I Didn't Get a Permit, Now What?

By Gregory J McFann, Building Official
City of Alameda Planning, Building and Transportation Department

After much soul searching, countless sleepless nights, and endless guilt ridden days, you have decided you can no longer live with the fact that you remodeled your house without benefit of a City building permit. Okay, so you don't feel that bad about it, but in any case, you have decided to make it right. What do you do now? You have a few choices. You can continue to live with the guilt of breaking the law, hoping the City never finds out what you did. Or you can voluntarily come down to City Hall and enroll in the "Amnesty Program for the Legalization of Undocumented Construction."

Why would you want to put yourself through the ordeal of a City review process? There are four main reasons to enter the Amnesty Program(PDF, 475KB):

  • Legalization of undocumented construction will give you the assurance that the work was done safely and meets minimum life safety codes.
  • The Amnesty Program may also allow you to legalize work that would not be allowed today. For instance, an undocumented third or fourth unit built prior to the enactment of Measure A could be legalized. Failure to enroll in the Amnesty Program would mean these units would have to be removed.
  • Additionally, once you enroll in the Amnesty Program, whether you are eventually approved or not, you are exempt from all investigation fees. Investigation fees, equal to four times the normal permit fees, are charged on all code enforcement cases.
  • You will sleep better.

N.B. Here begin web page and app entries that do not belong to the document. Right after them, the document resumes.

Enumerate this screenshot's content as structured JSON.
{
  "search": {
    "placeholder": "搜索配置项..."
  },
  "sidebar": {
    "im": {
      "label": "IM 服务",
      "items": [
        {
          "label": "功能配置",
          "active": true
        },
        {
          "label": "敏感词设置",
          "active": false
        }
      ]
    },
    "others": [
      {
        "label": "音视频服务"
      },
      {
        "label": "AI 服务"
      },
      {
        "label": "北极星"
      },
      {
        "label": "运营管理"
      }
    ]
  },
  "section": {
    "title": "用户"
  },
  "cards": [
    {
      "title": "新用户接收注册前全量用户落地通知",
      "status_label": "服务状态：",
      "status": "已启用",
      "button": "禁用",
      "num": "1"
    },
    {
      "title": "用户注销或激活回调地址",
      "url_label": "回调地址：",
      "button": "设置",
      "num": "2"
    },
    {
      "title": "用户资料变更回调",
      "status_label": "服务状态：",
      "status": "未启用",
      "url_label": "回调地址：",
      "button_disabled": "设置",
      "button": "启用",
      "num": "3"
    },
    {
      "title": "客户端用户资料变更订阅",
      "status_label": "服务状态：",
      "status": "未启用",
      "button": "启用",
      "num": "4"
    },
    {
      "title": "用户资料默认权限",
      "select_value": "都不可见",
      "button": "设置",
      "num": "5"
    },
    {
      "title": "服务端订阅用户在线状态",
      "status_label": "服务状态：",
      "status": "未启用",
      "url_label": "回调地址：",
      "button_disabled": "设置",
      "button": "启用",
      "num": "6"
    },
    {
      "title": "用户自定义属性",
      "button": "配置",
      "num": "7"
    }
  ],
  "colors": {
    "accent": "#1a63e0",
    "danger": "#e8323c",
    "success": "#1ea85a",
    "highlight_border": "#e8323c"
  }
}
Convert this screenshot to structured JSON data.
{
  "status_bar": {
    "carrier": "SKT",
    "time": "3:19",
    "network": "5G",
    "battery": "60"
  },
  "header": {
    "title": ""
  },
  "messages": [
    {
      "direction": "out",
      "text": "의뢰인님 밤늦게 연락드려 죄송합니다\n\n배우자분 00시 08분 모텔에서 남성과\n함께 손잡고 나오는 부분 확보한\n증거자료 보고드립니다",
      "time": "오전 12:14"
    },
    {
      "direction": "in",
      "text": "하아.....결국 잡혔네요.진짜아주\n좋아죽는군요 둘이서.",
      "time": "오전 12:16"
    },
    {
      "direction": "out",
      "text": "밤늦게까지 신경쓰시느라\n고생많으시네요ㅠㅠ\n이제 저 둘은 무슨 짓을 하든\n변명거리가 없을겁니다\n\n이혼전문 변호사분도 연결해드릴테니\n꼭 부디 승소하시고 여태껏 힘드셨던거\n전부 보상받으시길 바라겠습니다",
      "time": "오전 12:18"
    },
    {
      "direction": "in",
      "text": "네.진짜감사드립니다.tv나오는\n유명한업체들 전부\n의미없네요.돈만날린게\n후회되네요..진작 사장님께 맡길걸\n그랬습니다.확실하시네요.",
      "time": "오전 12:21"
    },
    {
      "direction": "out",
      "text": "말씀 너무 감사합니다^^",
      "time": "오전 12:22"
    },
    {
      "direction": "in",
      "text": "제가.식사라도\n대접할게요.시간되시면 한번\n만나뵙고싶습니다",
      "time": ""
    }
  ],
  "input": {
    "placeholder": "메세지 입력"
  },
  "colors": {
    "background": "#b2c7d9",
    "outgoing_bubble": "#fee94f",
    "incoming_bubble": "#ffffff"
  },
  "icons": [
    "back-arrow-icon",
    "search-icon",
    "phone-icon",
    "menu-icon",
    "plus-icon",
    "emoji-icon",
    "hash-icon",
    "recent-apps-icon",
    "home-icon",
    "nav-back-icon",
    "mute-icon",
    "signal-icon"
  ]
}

Since 1998, the City of Alameda has offered an amnesty program to property owners who have undocumented construction. The Amnesty Program allows property owners who voluntarily come forward to obtain permits for undocumented construction. Coming forward voluntarily is the critically important first step. Once a code enforcement complaint has been filed against a specific property, amnesty is no longer an option and investigation fees are applied. The rules for entering the Amnesty Program are pretty simple. You must come forward voluntarily, the undocumented construction is required to have been legal at the time the work was originally done and the work and materials must comply with all minimum Code requirements. The Amnesty Program can be used to legalize undocumented construction projects regardless of their size. This includes the ability to legalize undocumented dwelling units.

To participate in the Amnesty Program, you must first complete an application for amnesty - which is available by download here or you may get a printed form at the Permit Center - and provide all applicable submittal items and pay the $40 application fee. The first step following the application process is to determine the date of the undocumented construction. Through a combination of physical inspection and review of available evidence, the Building Official will establish the presumed date of construction.

Once the date of construction is established, the City can make a determination about whether or not the work was legal at the time of construction. Projects will either be approved or denied for amnesty; either way, at this point, the investigation fees are waived. Applicants with projects accepted for amnesty will pay an additional $210 inspection fee. A City Building Inspector will then conduct an inspection of the undocumented construction and will provide you with a report identifying all health and life safety issues that must be resolved. The inspector will also identify the necessary permits and zoning approvals you will need in order to have the City legalize your undocumented construction. After this step, all that is left to do is pull permits and have the work inspected. The highly qualified and dedicated City of Alameda Building Inspectors will patiently walk you through the inspection process. The inspector may ask you to open up small areas of the building to verify code compliance. Disruption of your property will be kept to a minimum.

It is in the best interest of property owners to have buildings that are safe, habitable and in compliance with all City ordinances. This is as true today as it was when the Amnesty Program was first introduced nearly ten years ago. I would encourage anyone who has undocumented construction to review the Amnesty Program package and call the Permit Center with your questions.

Obtaining a permit is the law, and it is also a good idea. Planning and Building staff are ready to assist you as you navigate through the amnesty process.